NIAGARA FALLS (Canada), Jan 21 — Abnormally mild winters across North America and Europe means that ice wine production has come to a standstill and will be 'almost non-existent' this year.
In some regions, ice wine makers are seeing their production slashed by 40 per cent, while others have been forced to sit this season out completely, reports industry publication Decanter magazine. And that means that scarcity may drive up prices for consumers.
In Germany, for example, birthplace of the dessert wine, producers said that temperatures in the wine growing region of the Mosel were up to 25 degrees warmer than the same time last year when the mercury dipped down to -16 C.
The minimum temperature for ice wine production is -7 C but an uncooperative weather forecast means that the region will be unable to produce any ice wine at all this year, the German Wine Institute tells Decanter.
Similarly, across the northern US and Canada, production is down 40 per cent.

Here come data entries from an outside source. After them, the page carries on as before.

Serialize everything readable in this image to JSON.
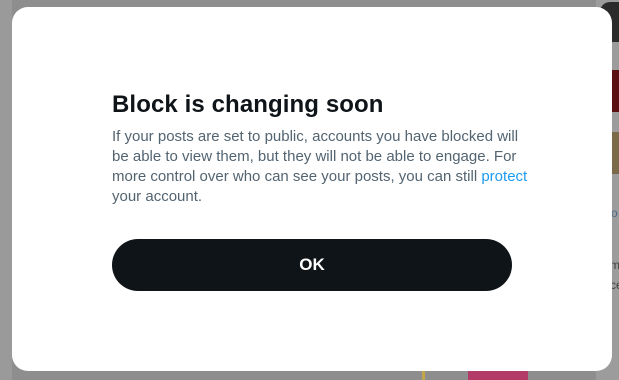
{
  "background": {
    "fragment_right_1": "o",
    "fragment_right_2": "m",
    "fragment_right_3": "ce"
  },
  "dialog": {
    "title": "Block is changing soon",
    "body_before_link": "If your posts are set to public, accounts you have blocked will be able to view them, but they will not be able to engage. For more control over who can see your posts, you can still ",
    "link_text": "protect",
    "body_after_link": " your account.",
    "ok_label": "OK"
  },
  "colors": {
    "title": "#0f1419",
    "body_text": "#536471",
    "link": "#1d9bf0",
    "button_bg": "#0f1419",
    "button_text": "#ffffff",
    "overlay": "#8e8e8e"
  }
}
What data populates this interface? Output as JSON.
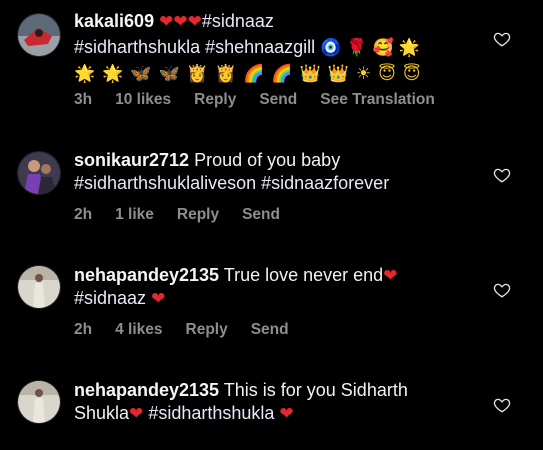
{
  "comments": [
    {
      "username": "kakali609",
      "line1_tag": "#sidnaaz",
      "line2": "#sidharthshukla #shehnaazgill",
      "emoji_line1": [
        "❤",
        "❤",
        "❤"
      ],
      "emoji_line2": [
        "🧿",
        "🌹",
        "🥰",
        "🌟"
      ],
      "emoji_line3": [
        "🌟",
        "🌟",
        "🦋",
        "🦋",
        "👸",
        "👸",
        "🌈",
        "🌈",
        "👑",
        "👑",
        "☀",
        "😇",
        "😇"
      ],
      "time": "3h",
      "likes": "10 likes",
      "reply": "Reply",
      "send": "Send",
      "translate": "See Translation"
    },
    {
      "username": "sonikaur2712",
      "line1_text": "Proud of you baby",
      "line2": "#sidharthshuklaliveson #sidnaazforever",
      "time": "2h",
      "likes": "1 like",
      "reply": "Reply",
      "send": "Send"
    },
    {
      "username": "nehapandey2135",
      "line1_text": "True love never end",
      "line1_heart": "❤",
      "line2_tag": "#sidnaaz",
      "line2_heart": "❤",
      "time": "2h",
      "likes": "4 likes",
      "reply": "Reply",
      "send": "Send"
    },
    {
      "username": "nehapandey2135",
      "line1_text": "This is for you Sidharth",
      "line2_text": "Shukla",
      "line2_heart1": "❤",
      "line2_tag": "#sidharthshukla",
      "line2_heart2": "❤"
    }
  ],
  "colors": {
    "background": "#000000",
    "meta_gray": "#8e8e8e",
    "heart_red": "#e8262e"
  },
  "icons": {
    "like": "heart-outline-icon"
  }
}
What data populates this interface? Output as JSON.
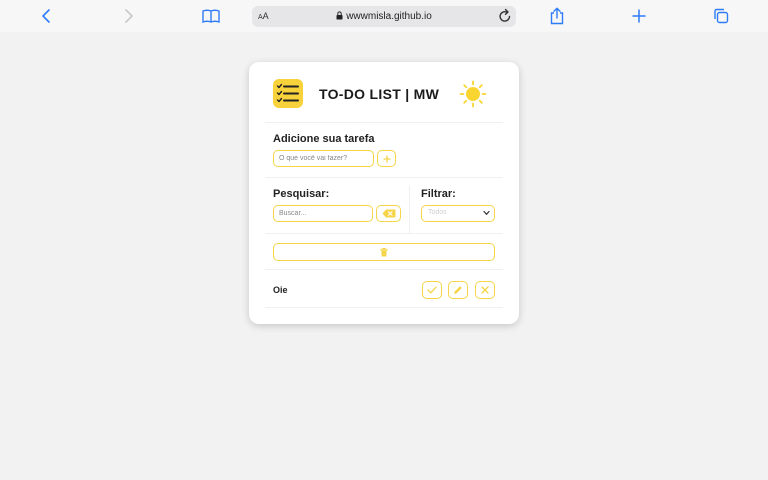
{
  "browser": {
    "url": "wwwmisla.github.io",
    "text_size_label": "AA",
    "icons": [
      "back-icon",
      "forward-icon",
      "bookmarks-icon",
      "lock-icon",
      "reload-icon",
      "share-icon",
      "new-tab-icon",
      "tabs-icon"
    ]
  },
  "app": {
    "title": "TO-DO LIST | MW",
    "add_label": "Adicione sua tarefa",
    "add_placeholder": "O que você vai fazer?",
    "search_label": "Pesquisar:",
    "search_placeholder": "Buscar...",
    "filter_label": "Filtrar:",
    "filter_value": "Todos",
    "filter_options": [
      "Todos"
    ],
    "todos": [
      {
        "text": "Oie"
      }
    ]
  },
  "colors": {
    "accent": "#f5d44a",
    "logo_bg": "#f8d23a",
    "sun": "#f9d532",
    "browser_icon": "#2f7cf6"
  }
}
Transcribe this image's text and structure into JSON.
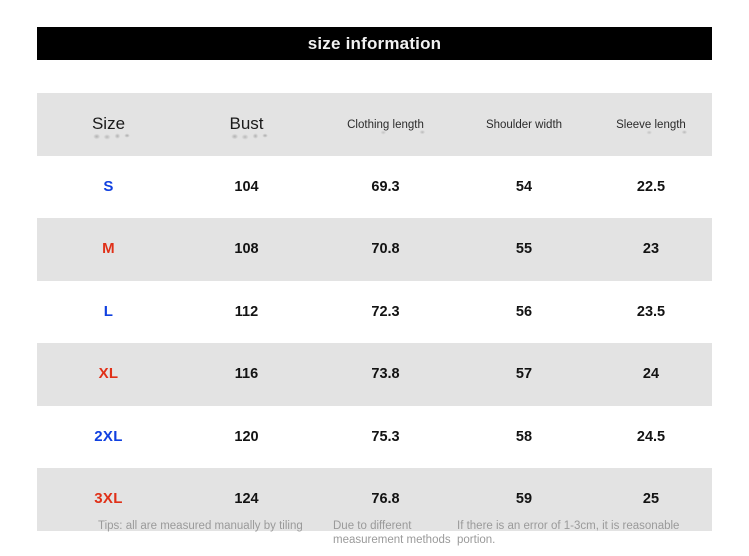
{
  "banner": {
    "title": "size information"
  },
  "table": {
    "headers": [
      {
        "label": "Size",
        "style": "large"
      },
      {
        "label": "Bust",
        "style": "large"
      },
      {
        "label": "Clothing length",
        "style": "small"
      },
      {
        "label": "Shoulder width",
        "style": "small"
      },
      {
        "label": "Sleeve length",
        "style": "small-wrap"
      }
    ],
    "rows": [
      {
        "size": "S",
        "size_color": "#1040e0",
        "shaded": false,
        "bust": "104",
        "clothing_length": "69.3",
        "shoulder_width": "54",
        "sleeve_length": "22.5"
      },
      {
        "size": "M",
        "size_color": "#e03018",
        "shaded": true,
        "bust": "108",
        "clothing_length": "70.8",
        "shoulder_width": "55",
        "sleeve_length": "23"
      },
      {
        "size": "L",
        "size_color": "#1040e0",
        "shaded": false,
        "bust": "112",
        "clothing_length": "72.3",
        "shoulder_width": "56",
        "sleeve_length": "23.5"
      },
      {
        "size": "XL",
        "size_color": "#e03018",
        "shaded": true,
        "bust": "116",
        "clothing_length": "73.8",
        "shoulder_width": "57",
        "sleeve_length": "24"
      },
      {
        "size": "2XL",
        "size_color": "#1040e0",
        "shaded": false,
        "bust": "120",
        "clothing_length": "75.3",
        "shoulder_width": "58",
        "sleeve_length": "24.5"
      },
      {
        "size": "3XL",
        "size_color": "#e03018",
        "shaded": true,
        "bust": "124",
        "clothing_length": "76.8",
        "shoulder_width": "59",
        "sleeve_length": "25"
      }
    ]
  },
  "tips": {
    "part_one": "Tips: all are measured manually by tiling",
    "part_two": "Due to different measurement methods",
    "part_three": "If there is an error of 1-3cm, it is reasonable portion."
  },
  "colors": {
    "banner_background": "#000000",
    "banner_text": "#f2f2f2",
    "row_shaded": "#e3e3e3",
    "row_plain": "#ffffff",
    "blue_size": "#1040e0",
    "red_size": "#e03018",
    "tips_text": "#9a9a9a"
  }
}
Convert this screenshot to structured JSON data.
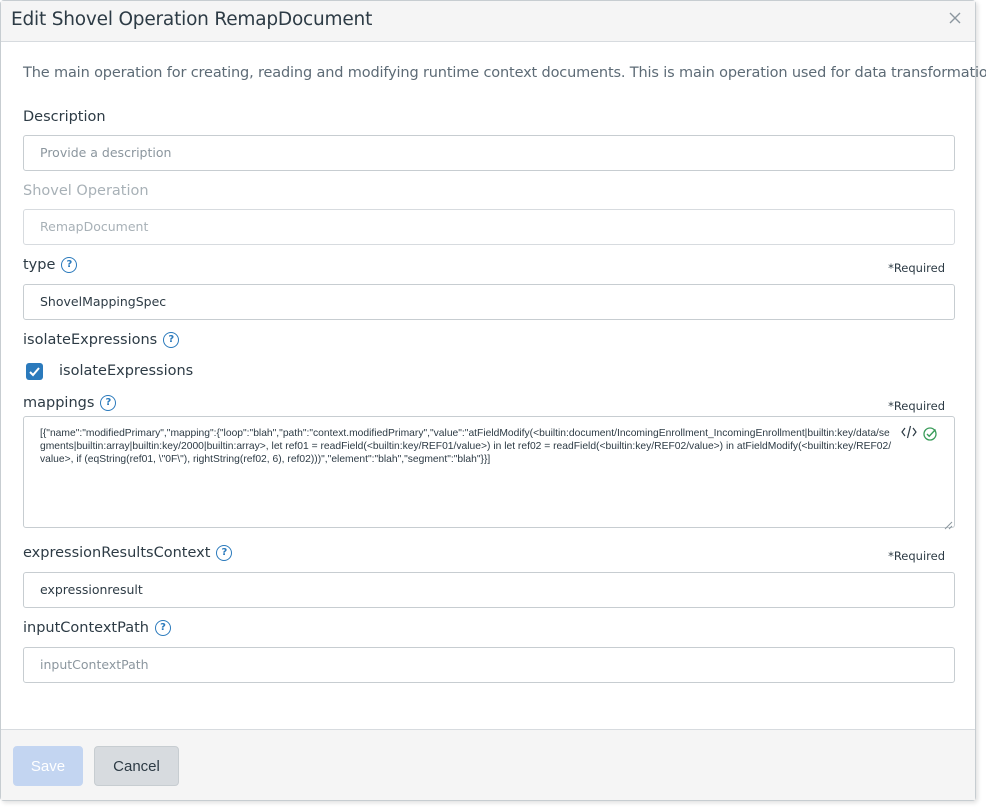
{
  "dialog": {
    "title": "Edit Shovel Operation RemapDocument",
    "description": "The main operation for creating, reading and modifying runtime context documents. This is main operation used for data transformations."
  },
  "fields": {
    "description": {
      "label": "Description",
      "placeholder": "Provide a description"
    },
    "shovel_operation": {
      "label": "Shovel Operation",
      "value": "RemapDocument"
    },
    "type": {
      "label": "type",
      "required": "*Required",
      "value": "ShovelMappingSpec"
    },
    "isolate_expressions": {
      "label": "isolateExpressions",
      "checkbox_label": "isolateExpressions",
      "checked": true
    },
    "mappings": {
      "label": "mappings",
      "required": "*Required",
      "value": "[{\"name\":\"modifiedPrimary\",\"mapping\":{\"loop\":\"blah\",\"path\":\"context.modifiedPrimary\",\"value\":\"atFieldModify(<builtin:document/IncomingEnrollment_IncomingEnrollment|builtin:key/data/segments|builtin:array|builtin:key/2000|builtin:array>, let ref01 = readField(<builtin:key/REF01/value>) in let ref02 = readField(<builtin:key/REF02/value>) in atFieldModify(<builtin:key/REF02/value>, if (eqString(ref01, \\\"0F\\\"), rightString(ref02, 6), ref02)))\",\"element\":\"blah\",\"segment\":\"blah\"}}]"
    },
    "expression_results_context": {
      "label": "expressionResultsContext",
      "required": "*Required",
      "value": "expressionresult"
    },
    "input_context_path": {
      "label": "inputContextPath",
      "placeholder": "inputContextPath"
    }
  },
  "icons": {
    "help": "?"
  },
  "footer": {
    "save_label": "Save",
    "cancel_label": "Cancel"
  },
  "colors": {
    "accent": "#2b7abc",
    "save_disabled": "#c3d5f1",
    "success": "#3a9c5a"
  }
}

In the Niagara region of Canada, growers have been hit with a double dose of inclement weather as the area also received significant rainfall in autumn.
While producers like Cave Spring and Chateau des Charmes have written off this winter for ice wine production, Peller Estates Winery says they were able to harvest a large portion of their grapes on a single night this month when temperatures fell to -10 C, Decanter reports.
Producers warn, however, that if winters continue to be unseasonably warm in consecutive years, it could wreak havoc with supply and demand and jeopardise the industry.
Meanwhile, Niagara-on-the-Lake's Icewine Festival kicked off January 1 in Canada and wraps up January 31. — AFP-Relaxnews